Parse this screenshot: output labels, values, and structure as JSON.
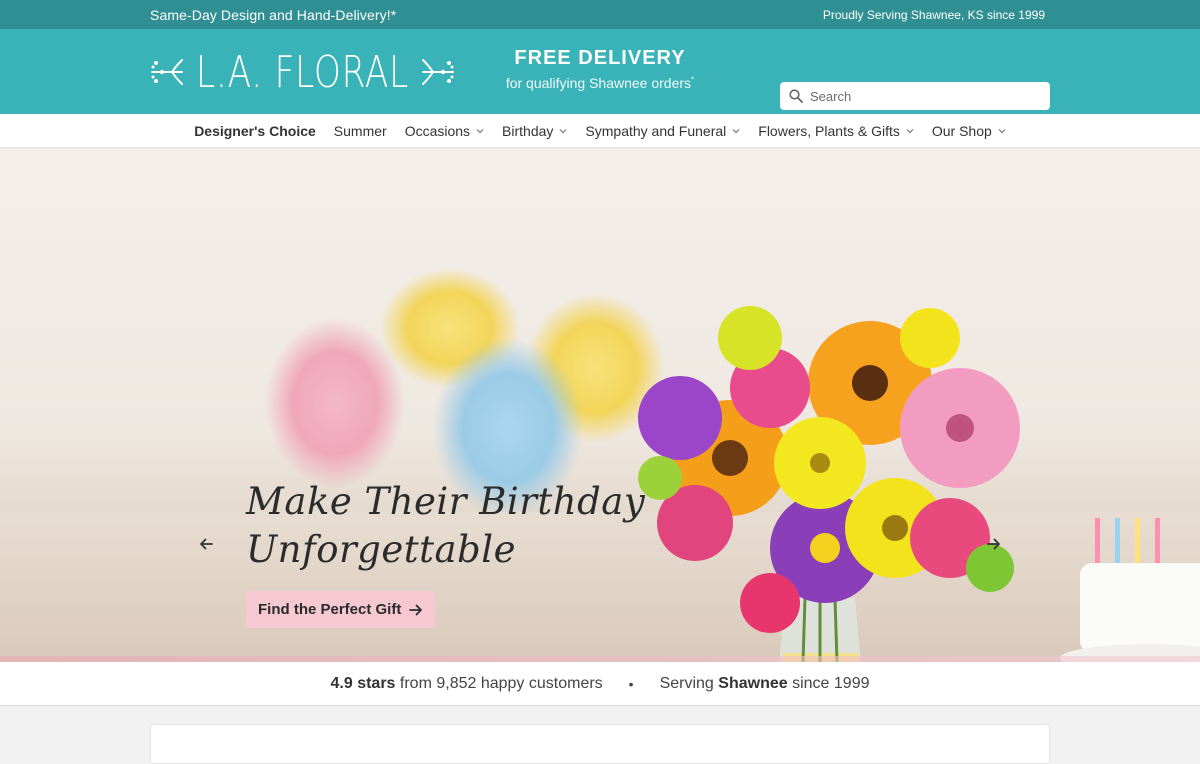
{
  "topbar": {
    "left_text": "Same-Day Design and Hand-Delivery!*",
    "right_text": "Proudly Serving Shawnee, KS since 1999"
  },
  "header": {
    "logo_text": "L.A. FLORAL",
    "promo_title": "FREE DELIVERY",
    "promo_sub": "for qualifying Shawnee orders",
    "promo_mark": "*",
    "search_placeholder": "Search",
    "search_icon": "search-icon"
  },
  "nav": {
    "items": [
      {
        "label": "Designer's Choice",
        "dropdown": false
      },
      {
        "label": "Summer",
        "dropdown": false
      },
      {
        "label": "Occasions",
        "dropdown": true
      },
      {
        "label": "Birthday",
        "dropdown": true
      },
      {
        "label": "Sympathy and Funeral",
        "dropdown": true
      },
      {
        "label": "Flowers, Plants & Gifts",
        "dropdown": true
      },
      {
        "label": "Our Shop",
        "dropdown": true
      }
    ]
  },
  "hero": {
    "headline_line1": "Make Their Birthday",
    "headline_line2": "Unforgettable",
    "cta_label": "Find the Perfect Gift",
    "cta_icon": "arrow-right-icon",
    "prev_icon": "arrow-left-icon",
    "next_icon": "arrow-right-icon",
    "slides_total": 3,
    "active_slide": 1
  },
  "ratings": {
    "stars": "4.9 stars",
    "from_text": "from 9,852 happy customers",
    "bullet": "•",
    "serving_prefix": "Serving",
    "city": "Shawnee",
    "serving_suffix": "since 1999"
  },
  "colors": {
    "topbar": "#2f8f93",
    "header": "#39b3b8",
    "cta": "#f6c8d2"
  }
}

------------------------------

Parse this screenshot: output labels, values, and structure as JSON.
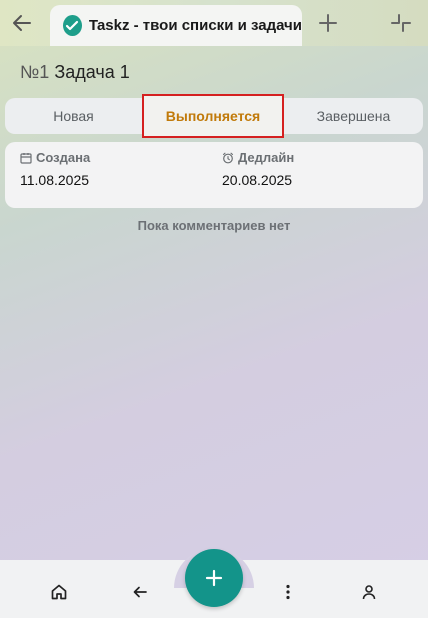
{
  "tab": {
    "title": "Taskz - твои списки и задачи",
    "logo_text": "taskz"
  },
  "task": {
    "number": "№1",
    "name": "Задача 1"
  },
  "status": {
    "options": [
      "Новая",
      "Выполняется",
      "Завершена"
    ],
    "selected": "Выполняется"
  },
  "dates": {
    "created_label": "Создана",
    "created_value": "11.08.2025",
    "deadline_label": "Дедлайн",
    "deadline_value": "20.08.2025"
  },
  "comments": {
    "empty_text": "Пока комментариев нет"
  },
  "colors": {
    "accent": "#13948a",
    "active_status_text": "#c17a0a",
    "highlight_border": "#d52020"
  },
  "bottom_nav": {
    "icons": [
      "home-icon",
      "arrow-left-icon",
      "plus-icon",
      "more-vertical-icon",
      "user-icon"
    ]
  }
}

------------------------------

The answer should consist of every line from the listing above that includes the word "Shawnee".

    "right_text": "Proudly Serving Shawnee, KS since 1999"
    "promo_sub": "for qualifying Shawnee orders",
    "city": "Shawnee",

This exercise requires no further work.